══ RECORDS FOR THIS EXERCISE ══
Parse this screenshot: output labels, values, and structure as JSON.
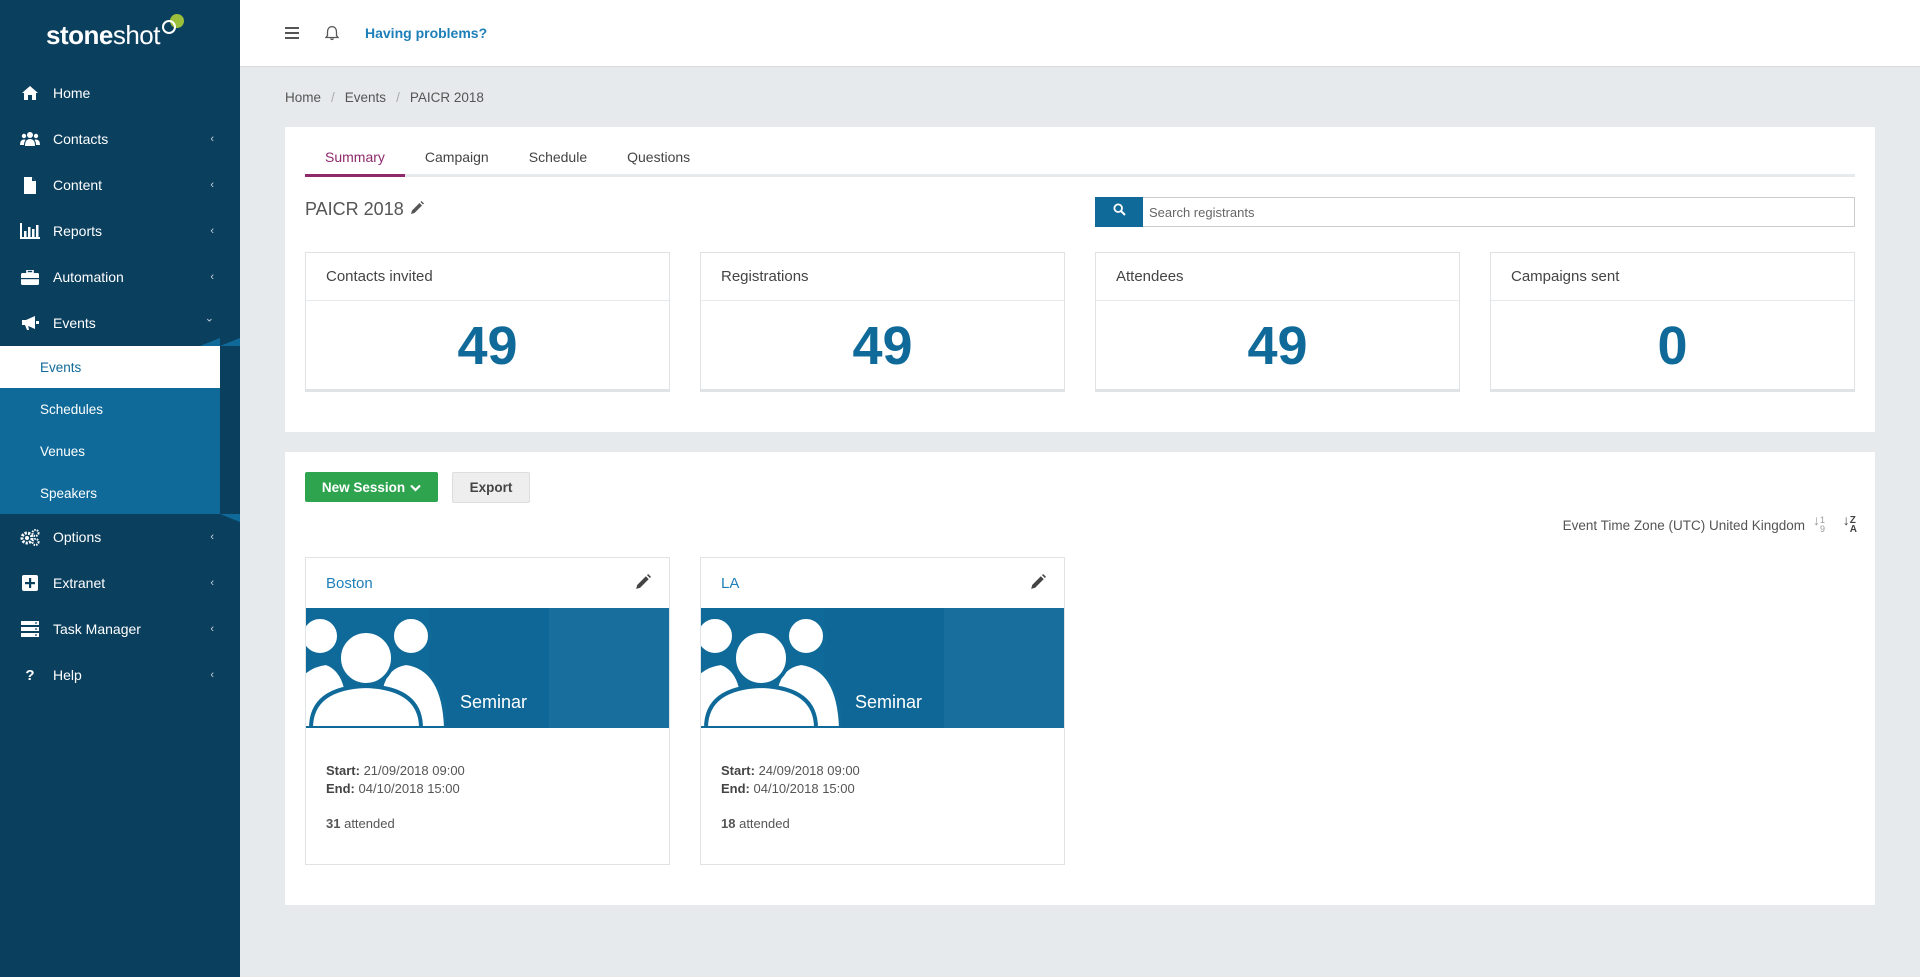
{
  "brand": {
    "bold": "stone",
    "light": "shot"
  },
  "sidebar": {
    "items": [
      {
        "label": "Home",
        "icon": "home-icon",
        "chevron": false
      },
      {
        "label": "Contacts",
        "icon": "users-icon",
        "chevron": true
      },
      {
        "label": "Content",
        "icon": "file-icon",
        "chevron": true
      },
      {
        "label": "Reports",
        "icon": "bar-chart-icon",
        "chevron": true
      },
      {
        "label": "Automation",
        "icon": "briefcase-icon",
        "chevron": true
      },
      {
        "label": "Events",
        "icon": "megaphone-icon",
        "chevron": true,
        "open": true
      }
    ],
    "events_submenu": [
      "Events",
      "Schedules",
      "Venues",
      "Speakers"
    ],
    "items_after": [
      {
        "label": "Options",
        "icon": "gears-icon"
      },
      {
        "label": "Extranet",
        "icon": "plus-square-icon"
      },
      {
        "label": "Task Manager",
        "icon": "server-icon"
      },
      {
        "label": "Help",
        "icon": "question-icon"
      }
    ],
    "chev_left": "‹",
    "chev_down": "⌄"
  },
  "topbar": {
    "problems": "Having problems?"
  },
  "breadcrumb": {
    "home": "Home",
    "events": "Events",
    "current": "PAICR 2018",
    "sep": "/"
  },
  "tabs": [
    "Summary",
    "Campaign",
    "Schedule",
    "Questions"
  ],
  "event": {
    "title": "PAICR 2018"
  },
  "search": {
    "placeholder": "Search registrants"
  },
  "stats": [
    {
      "label": "Contacts invited",
      "value": "49"
    },
    {
      "label": "Registrations",
      "value": "49"
    },
    {
      "label": "Attendees",
      "value": "49"
    },
    {
      "label": "Campaigns sent",
      "value": "0"
    }
  ],
  "actions": {
    "new_session": "New Session",
    "export": "Export"
  },
  "timezone": "Event Time Zone (UTC) United Kingdom",
  "sort": {
    "num_top": "1",
    "num_bottom": "9",
    "alpha_top": "Z",
    "alpha_bottom": "A"
  },
  "sessions": [
    {
      "title": "Boston",
      "type": "Seminar",
      "start_label": "Start:",
      "start": "21/09/2018 09:00",
      "end_label": "End:",
      "end": "04/10/2018 15:00",
      "attended_count": "31",
      "attended_label": "attended"
    },
    {
      "title": "LA",
      "type": "Seminar",
      "start_label": "Start:",
      "start": "24/09/2018 09:00",
      "end_label": "End:",
      "end": "04/10/2018 15:00",
      "attended_count": "18",
      "attended_label": "attended"
    }
  ],
  "colors": {
    "sidebar": "#0b3f5e",
    "submenu": "#0f6a99",
    "accent_tab": "#8e2a6c",
    "stat_value": "#0f6a99",
    "new_button": "#2ea44f",
    "link": "#1d7fb8"
  }
}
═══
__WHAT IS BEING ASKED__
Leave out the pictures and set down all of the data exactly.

__TASK OUTPUT__
Parse this screenshot: output labels, values, and structure as JSON.
{
  "brand": {
    "bold": "stone",
    "light": "shot"
  },
  "sidebar": {
    "items": [
      {
        "label": "Home",
        "icon": "home-icon",
        "chevron": false
      },
      {
        "label": "Contacts",
        "icon": "users-icon",
        "chevron": true
      },
      {
        "label": "Content",
        "icon": "file-icon",
        "chevron": true
      },
      {
        "label": "Reports",
        "icon": "bar-chart-icon",
        "chevron": true
      },
      {
        "label": "Automation",
        "icon": "briefcase-icon",
        "chevron": true
      },
      {
        "label": "Events",
        "icon": "megaphone-icon",
        "chevron": true,
        "open": true
      }
    ],
    "events_submenu": [
      "Events",
      "Schedules",
      "Venues",
      "Speakers"
    ],
    "items_after": [
      {
        "label": "Options",
        "icon": "gears-icon"
      },
      {
        "label": "Extranet",
        "icon": "plus-square-icon"
      },
      {
        "label": "Task Manager",
        "icon": "server-icon"
      },
      {
        "label": "Help",
        "icon": "question-icon"
      }
    ],
    "chev_left": "‹",
    "chev_down": "⌄"
  },
  "topbar": {
    "problems": "Having problems?"
  },
  "breadcrumb": {
    "home": "Home",
    "events": "Events",
    "current": "PAICR 2018",
    "sep": "/"
  },
  "tabs": [
    "Summary",
    "Campaign",
    "Schedule",
    "Questions"
  ],
  "event": {
    "title": "PAICR 2018"
  },
  "search": {
    "placeholder": "Search registrants"
  },
  "stats": [
    {
      "label": "Contacts invited",
      "value": "49"
    },
    {
      "label": "Registrations",
      "value": "49"
    },
    {
      "label": "Attendees",
      "value": "49"
    },
    {
      "label": "Campaigns sent",
      "value": "0"
    }
  ],
  "actions": {
    "new_session": "New Session",
    "export": "Export"
  },
  "timezone": "Event Time Zone (UTC) United Kingdom",
  "sort": {
    "num_top": "1",
    "num_bottom": "9",
    "alpha_top": "Z",
    "alpha_bottom": "A"
  },
  "sessions": [
    {
      "title": "Boston",
      "type": "Seminar",
      "start_label": "Start:",
      "start": "21/09/2018 09:00",
      "end_label": "End:",
      "end": "04/10/2018 15:00",
      "attended_count": "31",
      "attended_label": "attended"
    },
    {
      "title": "LA",
      "type": "Seminar",
      "start_label": "Start:",
      "start": "24/09/2018 09:00",
      "end_label": "End:",
      "end": "04/10/2018 15:00",
      "attended_count": "18",
      "attended_label": "attended"
    }
  ],
  "colors": {
    "sidebar": "#0b3f5e",
    "submenu": "#0f6a99",
    "accent_tab": "#8e2a6c",
    "stat_value": "#0f6a99",
    "new_button": "#2ea44f",
    "link": "#1d7fb8"
  }
}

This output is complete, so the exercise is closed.